## The problem
Return the entries below in their exact form, leaving the pictures out.

## Data excerpts
::::

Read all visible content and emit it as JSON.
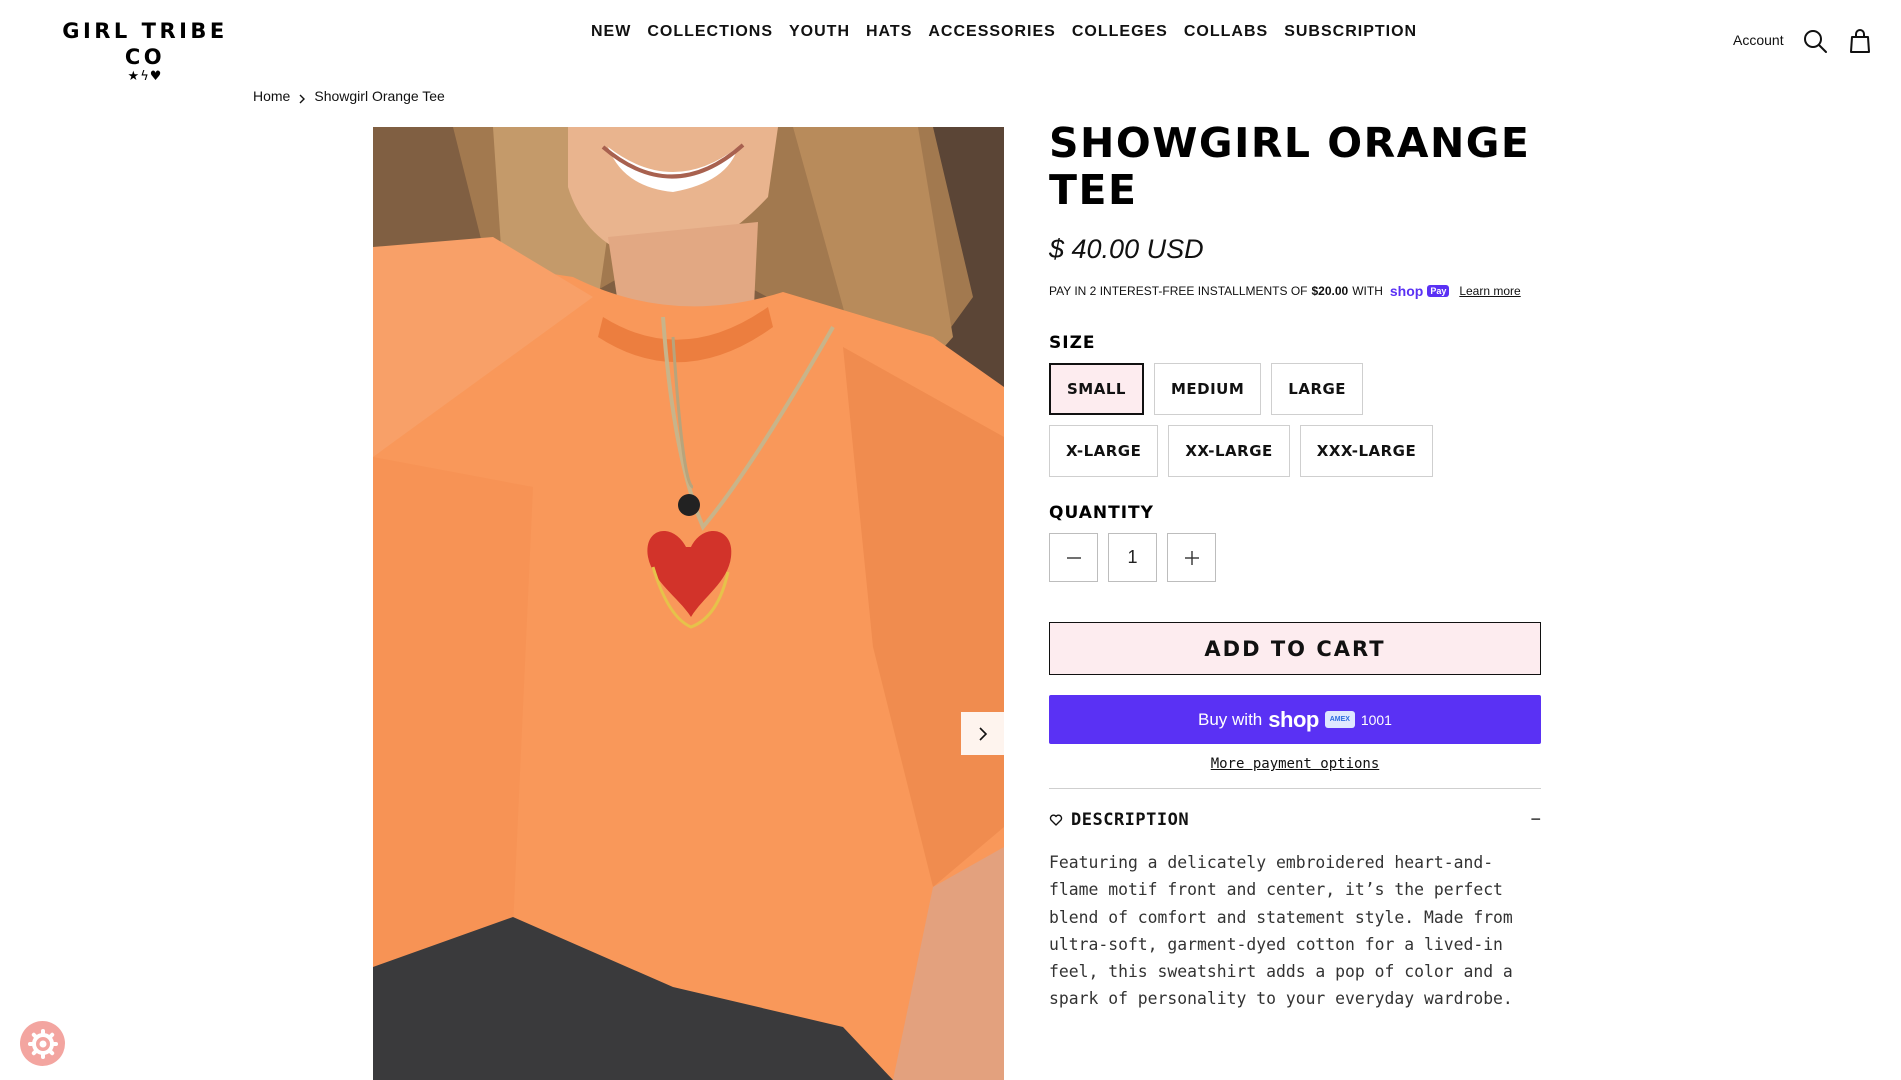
{
  "header": {
    "logo_text": "GIRL TRIBE CO",
    "logo_marks": "★ϟ♥",
    "nav": [
      "NEW",
      "COLLECTIONS",
      "YOUTH",
      "HATS",
      "ACCESSORIES",
      "COLLEGES",
      "COLLABS",
      "SUBSCRIPTION"
    ],
    "account_label": "Account",
    "icons": [
      "search-icon",
      "bag-icon"
    ]
  },
  "breadcrumb": {
    "home": "Home",
    "current": "Showgirl Orange Tee"
  },
  "product": {
    "title": "SHOWGIRL ORANGE TEE",
    "price": "$ 40.00 USD",
    "installments": {
      "prefix": "PAY IN 2 INTEREST-FREE INSTALLMENTS OF",
      "amount": "$20.00",
      "with": "WITH",
      "shop": "shop",
      "pay_badge": "Pay",
      "learn_more": "Learn more"
    },
    "size_label": "SIZE",
    "sizes": [
      "SMALL",
      "MEDIUM",
      "LARGE",
      "X-LARGE",
      "XX-LARGE",
      "XXX-LARGE"
    ],
    "selected_size": "SMALL",
    "quantity_label": "QUANTITY",
    "quantity_value": "1",
    "add_to_cart": "ADD TO CART",
    "buy_with": "Buy with",
    "buy_shop": "shop",
    "amex_text": "AMEX",
    "card_digits": "1001",
    "more_payment": "More payment options",
    "description_title": "DESCRIPTION",
    "description_toggle": "−",
    "description_body": "Featuring a delicately embroidered heart-and-flame motif front and center, it’s the perfect blend of comfort and statement style. Made from ultra-soft, garment-dyed cotton for a lived-in feel, this sweatshirt adds a pop of color and a spark of personality to your everyday wardrobe."
  },
  "colors": {
    "accent_pink": "#fdecef",
    "shop_purple": "#5a31f4",
    "tee_orange": "#f9985a",
    "cookie_badge": "#f3a5a0"
  }
}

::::

## Answer for this exercise
Read all visible content and emit it as JSON.
{
  "header": {
    "logo_text": "GIRL TRIBE CO",
    "logo_marks": "★ϟ♥",
    "nav": [
      "NEW",
      "COLLECTIONS",
      "YOUTH",
      "HATS",
      "ACCESSORIES",
      "COLLEGES",
      "COLLABS",
      "SUBSCRIPTION"
    ],
    "account_label": "Account",
    "icons": [
      "search-icon",
      "bag-icon"
    ]
  },
  "breadcrumb": {
    "home": "Home",
    "current": "Showgirl Orange Tee"
  },
  "product": {
    "title": "SHOWGIRL ORANGE TEE",
    "price": "$ 40.00 USD",
    "installments": {
      "prefix": "PAY IN 2 INTEREST-FREE INSTALLMENTS OF",
      "amount": "$20.00",
      "with": "WITH",
      "shop": "shop",
      "pay_badge": "Pay",
      "learn_more": "Learn more"
    },
    "size_label": "SIZE",
    "sizes": [
      "SMALL",
      "MEDIUM",
      "LARGE",
      "X-LARGE",
      "XX-LARGE",
      "XXX-LARGE"
    ],
    "selected_size": "SMALL",
    "quantity_label": "QUANTITY",
    "quantity_value": "1",
    "add_to_cart": "ADD TO CART",
    "buy_with": "Buy with",
    "buy_shop": "shop",
    "amex_text": "AMEX",
    "card_digits": "1001",
    "more_payment": "More payment options",
    "description_title": "DESCRIPTION",
    "description_toggle": "−",
    "description_body": "Featuring a delicately embroidered heart-and-flame motif front and center, it’s the perfect blend of comfort and statement style. Made from ultra-soft, garment-dyed cotton for a lived-in feel, this sweatshirt adds a pop of color and a spark of personality to your everyday wardrobe."
  },
  "colors": {
    "accent_pink": "#fdecef",
    "shop_purple": "#5a31f4",
    "tee_orange": "#f9985a",
    "cookie_badge": "#f3a5a0"
  }
}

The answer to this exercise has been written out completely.